[[ AVAILABLE DATA, beginning ]]
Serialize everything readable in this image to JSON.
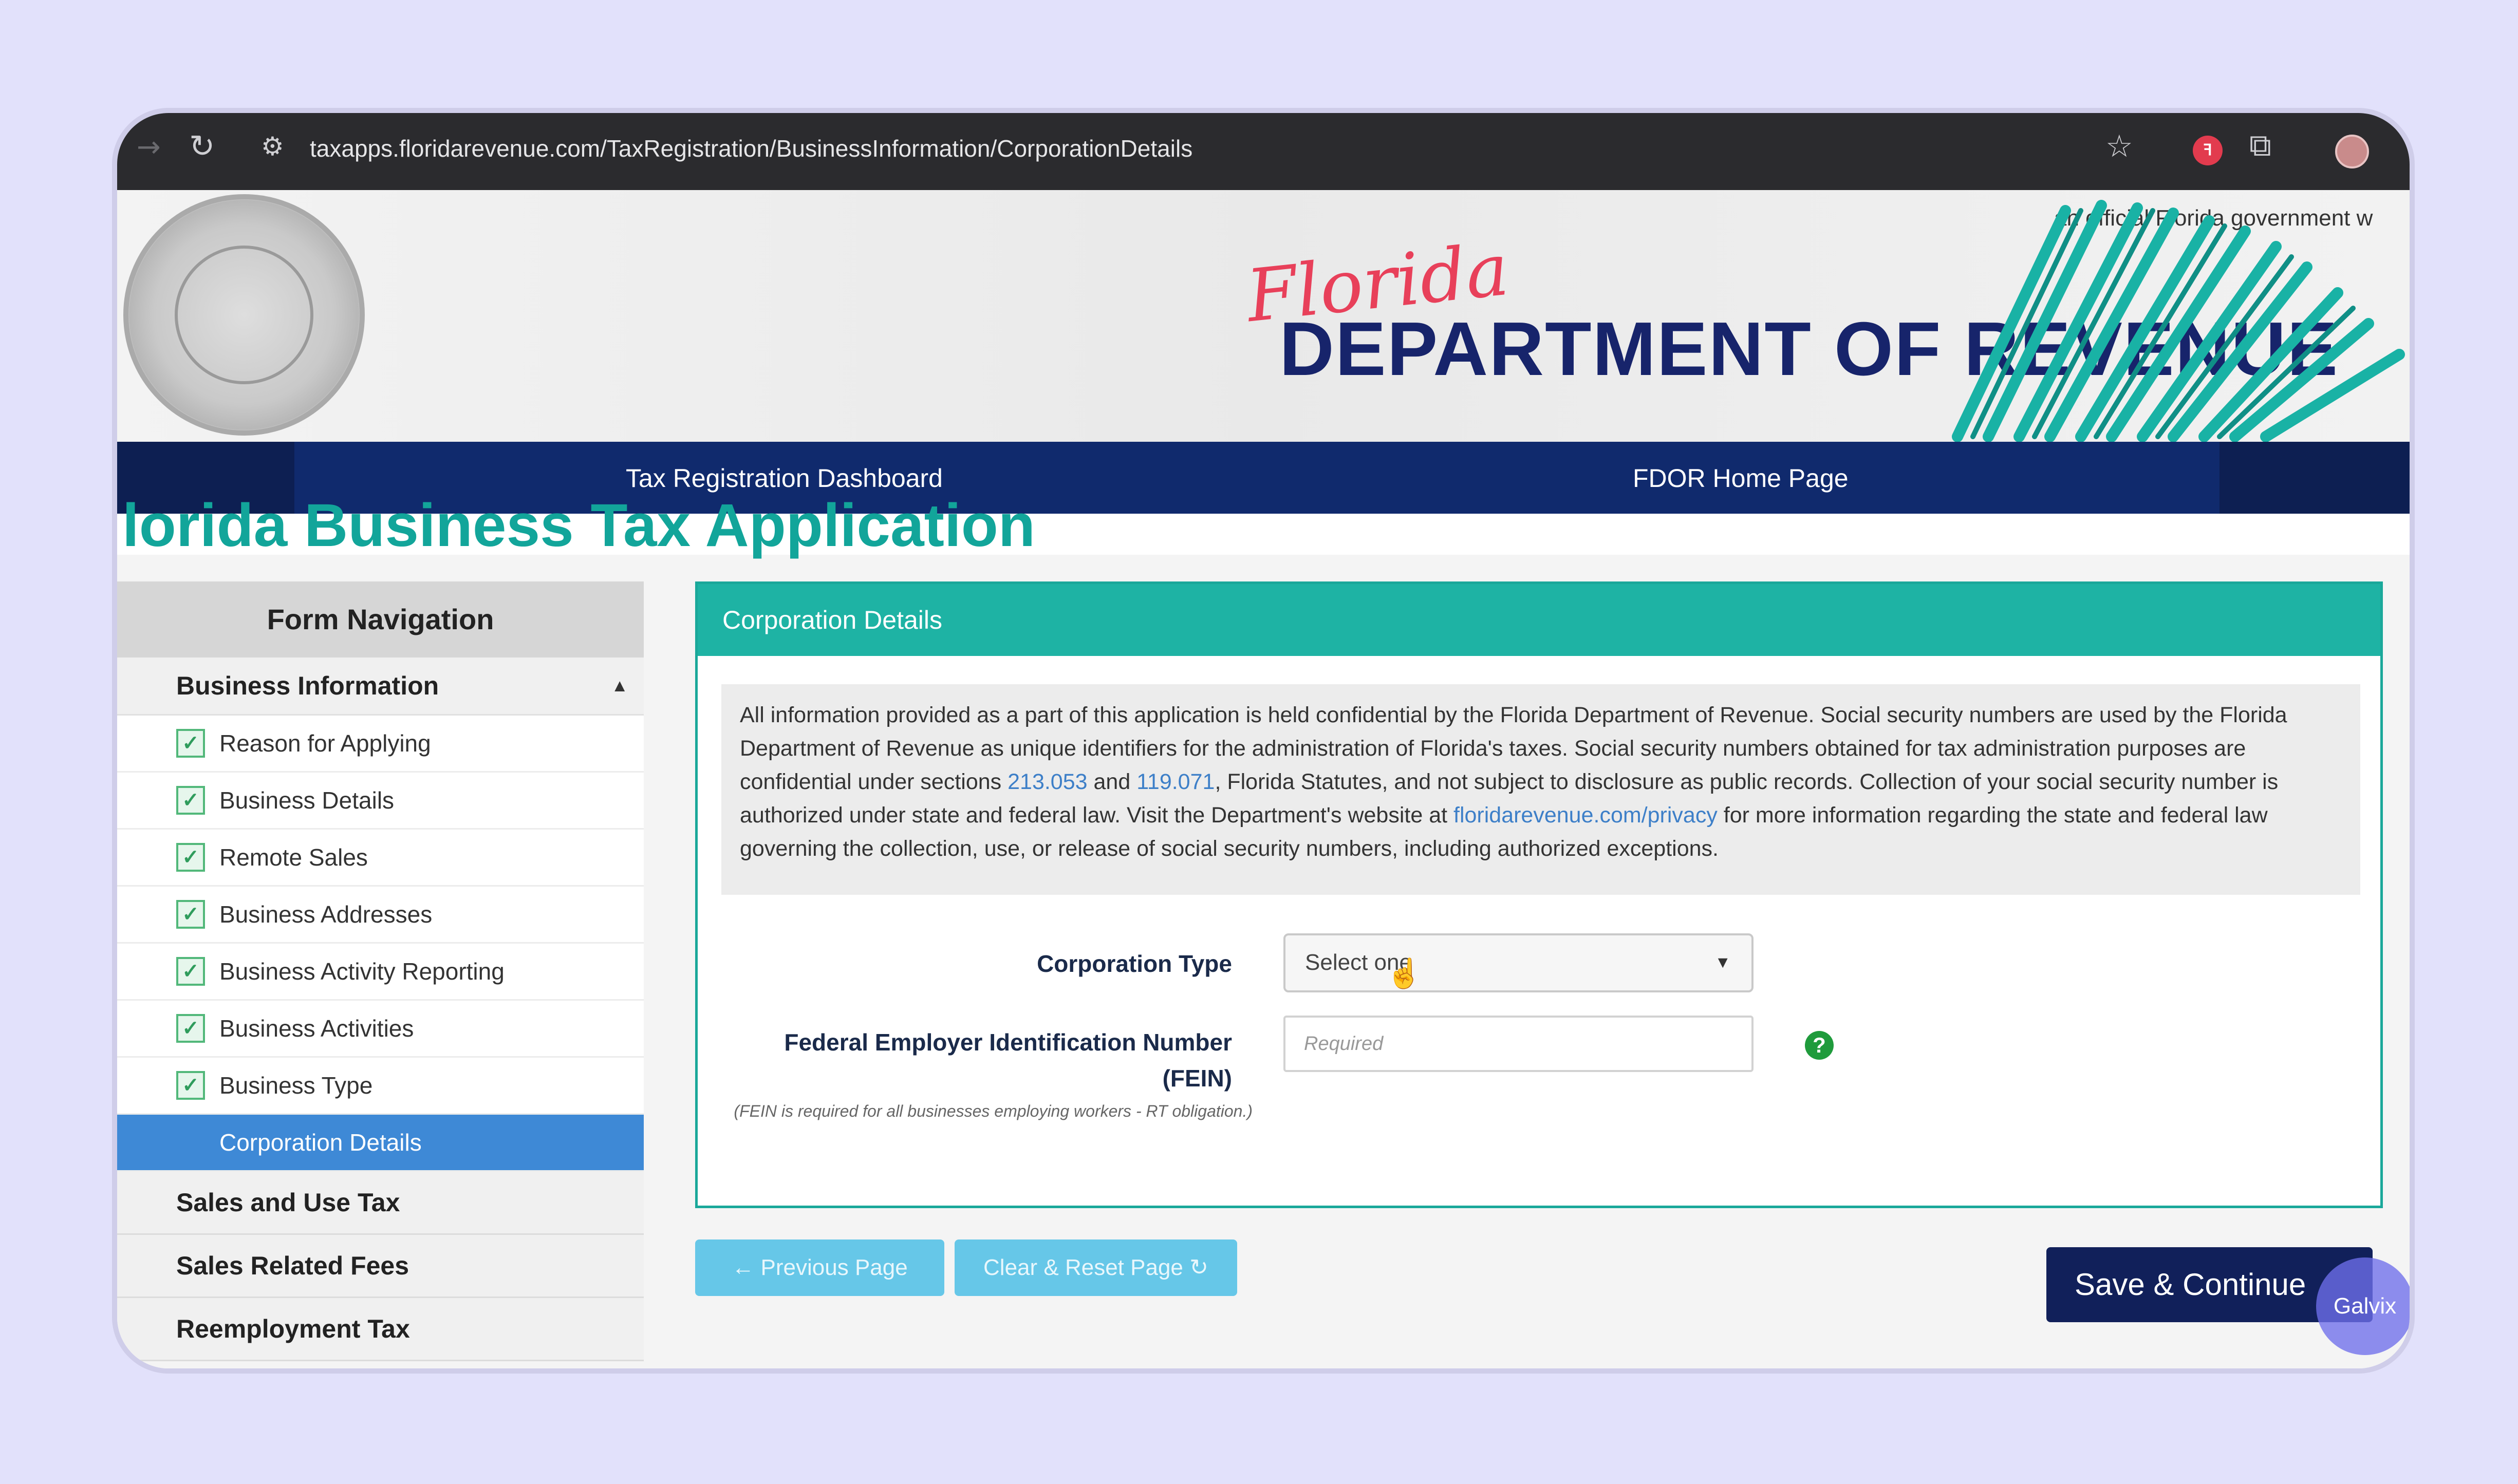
{
  "browser": {
    "url": "taxapps.floridarevenue.com/TaxRegistration/BusinessInformation/CorporationDetails"
  },
  "header": {
    "official_notice": "an official Florida government w",
    "script_word": "Florida",
    "department_name": "DEPARTMENT OF REVENUE"
  },
  "nav": {
    "links": [
      "Tax Registration Dashboard",
      "FDOR Home Page"
    ]
  },
  "page_title": "lorida Business Tax Application",
  "form_nav": {
    "title": "Form Navigation",
    "section": "Business Information",
    "items": [
      "Reason for Applying",
      "Business Details",
      "Remote Sales",
      "Business Addresses",
      "Business Activity Reporting",
      "Business Activities",
      "Business Type"
    ],
    "active_item": "Corporation Details",
    "other_sections": [
      "Sales and Use Tax",
      "Sales Related Fees",
      "Reemployment Tax"
    ]
  },
  "panel": {
    "title": "Corporation Details",
    "notice": {
      "part1": "All information provided as a part of this application is held confidential by the Florida Department of Revenue. Social security numbers are used by the Florida Department of Revenue as unique identifiers for the administration of Florida's taxes. Social security numbers obtained for tax administration purposes are confidential under sections ",
      "link1": "213.053",
      "part2": " and ",
      "link2": "119.071",
      "part3": ", Florida Statutes, and not subject to disclosure as public records. Collection of your social security number is authorized under state and federal law. Visit the Department's website at ",
      "link3": "floridarevenue.com/privacy",
      "part4": " for more information regarding the state and federal law governing the collection, use, or release of social security numbers, including authorized exceptions."
    },
    "corporation_type_label": "Corporation Type",
    "corporation_type_value": "Select one",
    "fein_label_line1": "Federal Employer Identification Number",
    "fein_label_line2": "(FEIN)",
    "fein_placeholder": "Required",
    "fein_note": "(FEIN is required for all businesses employing workers - RT obligation.)"
  },
  "buttons": {
    "previous": "Previous Page",
    "clear": "Clear & Reset Page",
    "save": "Save & Continue"
  },
  "overlay_badge": "Galvix"
}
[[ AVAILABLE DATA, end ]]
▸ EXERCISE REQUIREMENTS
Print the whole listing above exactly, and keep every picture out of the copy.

▸ TASK OUTPUT
Serialize everything readable in this image to JSON.
{
  "browser": {
    "url": "taxapps.floridarevenue.com/TaxRegistration/BusinessInformation/CorporationDetails"
  },
  "header": {
    "official_notice": "an official Florida government w",
    "script_word": "Florida",
    "department_name": "DEPARTMENT OF REVENUE"
  },
  "nav": {
    "links": [
      "Tax Registration Dashboard",
      "FDOR Home Page"
    ]
  },
  "page_title": "lorida Business Tax Application",
  "form_nav": {
    "title": "Form Navigation",
    "section": "Business Information",
    "items": [
      "Reason for Applying",
      "Business Details",
      "Remote Sales",
      "Business Addresses",
      "Business Activity Reporting",
      "Business Activities",
      "Business Type"
    ],
    "active_item": "Corporation Details",
    "other_sections": [
      "Sales and Use Tax",
      "Sales Related Fees",
      "Reemployment Tax"
    ]
  },
  "panel": {
    "title": "Corporation Details",
    "notice": {
      "part1": "All information provided as a part of this application is held confidential by the Florida Department of Revenue. Social security numbers are used by the Florida Department of Revenue as unique identifiers for the administration of Florida's taxes. Social security numbers obtained for tax administration purposes are confidential under sections ",
      "link1": "213.053",
      "part2": " and ",
      "link2": "119.071",
      "part3": ", Florida Statutes, and not subject to disclosure as public records. Collection of your social security number is authorized under state and federal law. Visit the Department's website at ",
      "link3": "floridarevenue.com/privacy",
      "part4": " for more information regarding the state and federal law governing the collection, use, or release of social security numbers, including authorized exceptions."
    },
    "corporation_type_label": "Corporation Type",
    "corporation_type_value": "Select one",
    "fein_label_line1": "Federal Employer Identification Number",
    "fein_label_line2": "(FEIN)",
    "fein_placeholder": "Required",
    "fein_note": "(FEIN is required for all businesses employing workers - RT obligation.)"
  },
  "buttons": {
    "previous": "Previous Page",
    "clear": "Clear & Reset Page",
    "save": "Save & Continue"
  },
  "overlay_badge": "Galvix"
}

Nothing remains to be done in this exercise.